* _TASK GOAL_:
Scan the records that follow, and whenever a line has the word "niet", copy it.

* _PROVIDED RECORDS_:

^^^^^^^^^^^^^^^^

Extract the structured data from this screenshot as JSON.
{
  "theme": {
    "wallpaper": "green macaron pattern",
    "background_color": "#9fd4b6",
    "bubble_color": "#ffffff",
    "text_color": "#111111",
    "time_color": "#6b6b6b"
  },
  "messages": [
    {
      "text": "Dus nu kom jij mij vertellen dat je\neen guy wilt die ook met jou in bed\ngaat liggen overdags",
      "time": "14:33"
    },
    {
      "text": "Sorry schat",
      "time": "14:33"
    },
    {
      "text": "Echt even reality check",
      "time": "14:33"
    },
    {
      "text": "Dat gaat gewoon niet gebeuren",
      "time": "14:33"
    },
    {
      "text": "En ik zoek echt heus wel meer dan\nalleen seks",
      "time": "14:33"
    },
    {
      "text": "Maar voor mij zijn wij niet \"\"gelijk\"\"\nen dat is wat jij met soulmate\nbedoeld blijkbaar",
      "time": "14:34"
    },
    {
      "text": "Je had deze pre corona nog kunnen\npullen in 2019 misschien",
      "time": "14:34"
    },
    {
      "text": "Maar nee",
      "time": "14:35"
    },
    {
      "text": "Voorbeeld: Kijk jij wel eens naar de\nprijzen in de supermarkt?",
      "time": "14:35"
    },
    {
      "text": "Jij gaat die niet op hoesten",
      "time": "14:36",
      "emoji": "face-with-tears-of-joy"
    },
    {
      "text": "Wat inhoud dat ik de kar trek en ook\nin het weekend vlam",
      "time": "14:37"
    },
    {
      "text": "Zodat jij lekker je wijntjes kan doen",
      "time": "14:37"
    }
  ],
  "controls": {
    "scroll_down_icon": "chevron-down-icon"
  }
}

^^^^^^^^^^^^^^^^

* _EXERCISE ANSWER_:
      "text": "Dat gaat gewoon niet gebeuren",
      "text": "Maar voor mij zijn wij niet \"\"gelijk\"\"\nen dat is wat jij met soulmate\nbedoeld blijkbaar",
      "text": "Jij gaat die niet op hoesten",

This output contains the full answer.